#### Records for this task ####

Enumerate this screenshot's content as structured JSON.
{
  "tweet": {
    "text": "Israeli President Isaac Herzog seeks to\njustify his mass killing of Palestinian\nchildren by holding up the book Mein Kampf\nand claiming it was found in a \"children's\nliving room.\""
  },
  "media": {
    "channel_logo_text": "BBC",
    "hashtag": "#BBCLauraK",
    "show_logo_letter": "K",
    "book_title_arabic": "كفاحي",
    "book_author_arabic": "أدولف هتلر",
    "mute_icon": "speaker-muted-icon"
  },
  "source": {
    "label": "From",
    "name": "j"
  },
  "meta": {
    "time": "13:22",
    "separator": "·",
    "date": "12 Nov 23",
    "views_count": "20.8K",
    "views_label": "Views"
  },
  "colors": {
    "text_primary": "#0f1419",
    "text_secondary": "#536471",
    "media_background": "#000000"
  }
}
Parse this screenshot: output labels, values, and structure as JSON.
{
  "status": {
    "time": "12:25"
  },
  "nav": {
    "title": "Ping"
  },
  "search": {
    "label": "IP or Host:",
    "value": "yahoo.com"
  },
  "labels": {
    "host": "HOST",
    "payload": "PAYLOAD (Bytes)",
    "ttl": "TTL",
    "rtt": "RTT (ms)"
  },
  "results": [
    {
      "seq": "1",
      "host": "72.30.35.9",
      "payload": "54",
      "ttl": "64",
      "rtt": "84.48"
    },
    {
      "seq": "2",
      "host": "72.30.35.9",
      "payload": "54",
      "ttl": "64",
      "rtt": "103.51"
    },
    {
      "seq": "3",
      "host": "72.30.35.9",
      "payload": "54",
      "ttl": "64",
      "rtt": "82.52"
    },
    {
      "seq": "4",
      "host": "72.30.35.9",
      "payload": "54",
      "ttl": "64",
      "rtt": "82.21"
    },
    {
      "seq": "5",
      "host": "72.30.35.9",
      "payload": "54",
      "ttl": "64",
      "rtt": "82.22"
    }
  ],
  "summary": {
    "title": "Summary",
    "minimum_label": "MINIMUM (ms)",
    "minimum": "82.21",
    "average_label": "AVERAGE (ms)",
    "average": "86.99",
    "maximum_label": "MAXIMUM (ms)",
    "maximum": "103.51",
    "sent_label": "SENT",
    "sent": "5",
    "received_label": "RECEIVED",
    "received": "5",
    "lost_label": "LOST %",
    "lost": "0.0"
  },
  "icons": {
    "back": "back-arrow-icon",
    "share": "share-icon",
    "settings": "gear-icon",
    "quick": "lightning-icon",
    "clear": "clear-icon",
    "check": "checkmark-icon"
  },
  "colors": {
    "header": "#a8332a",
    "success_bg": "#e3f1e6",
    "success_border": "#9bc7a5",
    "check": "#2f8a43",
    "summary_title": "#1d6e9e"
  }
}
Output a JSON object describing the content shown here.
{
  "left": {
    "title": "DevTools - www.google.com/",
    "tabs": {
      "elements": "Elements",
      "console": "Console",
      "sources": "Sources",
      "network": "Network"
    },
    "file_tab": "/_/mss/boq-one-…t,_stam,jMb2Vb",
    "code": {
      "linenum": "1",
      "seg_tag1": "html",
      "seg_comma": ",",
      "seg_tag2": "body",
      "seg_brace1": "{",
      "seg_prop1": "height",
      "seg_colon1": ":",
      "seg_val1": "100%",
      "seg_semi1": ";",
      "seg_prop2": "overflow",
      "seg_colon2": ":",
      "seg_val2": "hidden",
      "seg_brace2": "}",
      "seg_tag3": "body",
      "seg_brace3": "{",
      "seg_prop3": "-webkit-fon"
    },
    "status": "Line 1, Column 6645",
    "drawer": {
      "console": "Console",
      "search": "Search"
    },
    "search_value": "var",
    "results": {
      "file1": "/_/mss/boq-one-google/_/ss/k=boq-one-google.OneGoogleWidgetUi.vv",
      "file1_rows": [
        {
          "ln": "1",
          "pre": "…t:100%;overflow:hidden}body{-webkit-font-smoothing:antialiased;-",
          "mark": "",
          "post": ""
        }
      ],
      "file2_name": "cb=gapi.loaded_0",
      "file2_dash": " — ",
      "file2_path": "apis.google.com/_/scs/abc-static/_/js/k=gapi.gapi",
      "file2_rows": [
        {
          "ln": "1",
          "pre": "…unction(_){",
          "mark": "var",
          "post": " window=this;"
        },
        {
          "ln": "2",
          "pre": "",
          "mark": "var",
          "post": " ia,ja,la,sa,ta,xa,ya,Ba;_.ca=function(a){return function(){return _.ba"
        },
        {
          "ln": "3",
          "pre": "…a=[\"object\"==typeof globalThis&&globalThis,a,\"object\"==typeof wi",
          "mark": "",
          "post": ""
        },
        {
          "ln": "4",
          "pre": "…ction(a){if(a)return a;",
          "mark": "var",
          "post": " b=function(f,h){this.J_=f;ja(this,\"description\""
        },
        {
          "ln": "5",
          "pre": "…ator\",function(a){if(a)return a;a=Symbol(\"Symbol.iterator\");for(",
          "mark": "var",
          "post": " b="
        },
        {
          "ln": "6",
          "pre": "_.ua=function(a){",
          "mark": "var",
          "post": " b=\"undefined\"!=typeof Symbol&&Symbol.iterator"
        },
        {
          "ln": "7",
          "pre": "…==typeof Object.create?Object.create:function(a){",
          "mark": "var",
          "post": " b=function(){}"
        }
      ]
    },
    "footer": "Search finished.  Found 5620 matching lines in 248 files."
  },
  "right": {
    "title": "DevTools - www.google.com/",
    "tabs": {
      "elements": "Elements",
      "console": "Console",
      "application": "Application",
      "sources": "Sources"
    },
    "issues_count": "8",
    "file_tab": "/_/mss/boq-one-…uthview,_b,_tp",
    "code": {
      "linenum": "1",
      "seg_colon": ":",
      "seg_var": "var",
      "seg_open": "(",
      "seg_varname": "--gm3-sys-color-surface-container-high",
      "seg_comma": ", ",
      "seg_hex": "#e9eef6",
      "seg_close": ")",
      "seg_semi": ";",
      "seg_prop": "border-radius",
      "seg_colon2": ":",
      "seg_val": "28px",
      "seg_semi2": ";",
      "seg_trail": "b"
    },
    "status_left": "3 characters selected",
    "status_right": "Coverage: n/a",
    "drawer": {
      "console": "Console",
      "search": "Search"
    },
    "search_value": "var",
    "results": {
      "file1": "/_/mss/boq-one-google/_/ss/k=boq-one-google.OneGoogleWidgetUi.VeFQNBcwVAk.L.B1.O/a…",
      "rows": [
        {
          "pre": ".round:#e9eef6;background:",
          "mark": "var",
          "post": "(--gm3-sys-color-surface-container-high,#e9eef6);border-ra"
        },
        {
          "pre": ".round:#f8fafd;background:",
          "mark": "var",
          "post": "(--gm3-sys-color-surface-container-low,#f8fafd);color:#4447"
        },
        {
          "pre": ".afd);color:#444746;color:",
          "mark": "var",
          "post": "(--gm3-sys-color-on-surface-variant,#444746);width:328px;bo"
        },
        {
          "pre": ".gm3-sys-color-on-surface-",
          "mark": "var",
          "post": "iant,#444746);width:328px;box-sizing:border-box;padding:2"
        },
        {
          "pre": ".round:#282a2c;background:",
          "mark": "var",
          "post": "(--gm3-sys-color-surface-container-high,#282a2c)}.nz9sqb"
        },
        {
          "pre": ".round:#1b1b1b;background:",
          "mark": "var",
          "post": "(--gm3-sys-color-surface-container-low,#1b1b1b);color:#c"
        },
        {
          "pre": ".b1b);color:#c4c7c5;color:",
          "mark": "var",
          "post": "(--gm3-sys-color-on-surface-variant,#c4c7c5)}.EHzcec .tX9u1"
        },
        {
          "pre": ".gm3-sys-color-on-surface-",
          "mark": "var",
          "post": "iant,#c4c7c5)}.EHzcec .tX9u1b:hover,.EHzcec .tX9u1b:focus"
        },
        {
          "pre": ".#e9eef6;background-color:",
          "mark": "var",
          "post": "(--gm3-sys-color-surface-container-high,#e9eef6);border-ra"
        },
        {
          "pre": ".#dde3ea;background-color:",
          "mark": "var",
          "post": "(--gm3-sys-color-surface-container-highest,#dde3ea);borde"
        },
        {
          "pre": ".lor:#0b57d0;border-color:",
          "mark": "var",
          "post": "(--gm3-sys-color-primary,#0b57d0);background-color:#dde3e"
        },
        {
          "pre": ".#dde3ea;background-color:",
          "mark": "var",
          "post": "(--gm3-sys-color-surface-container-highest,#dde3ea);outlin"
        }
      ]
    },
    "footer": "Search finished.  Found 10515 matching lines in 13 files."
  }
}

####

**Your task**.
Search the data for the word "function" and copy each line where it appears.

**Response**.
          "post": " ia,ja,la,sa,ta,xa,ya,Ba;_.ca=function(a){return function(){return _.ba"
          "post": " b=function(f,h){this.J_=f;ja(this,\"description\""
          "pre": "…ator\",function(a){if(a)return a;a=Symbol(\"Symbol.iterator\");for(",
          "pre": "_.ua=function(a){",
          "pre": "…==typeof Object.create?Object.create:function(a){",
          "post": " b=function(){}"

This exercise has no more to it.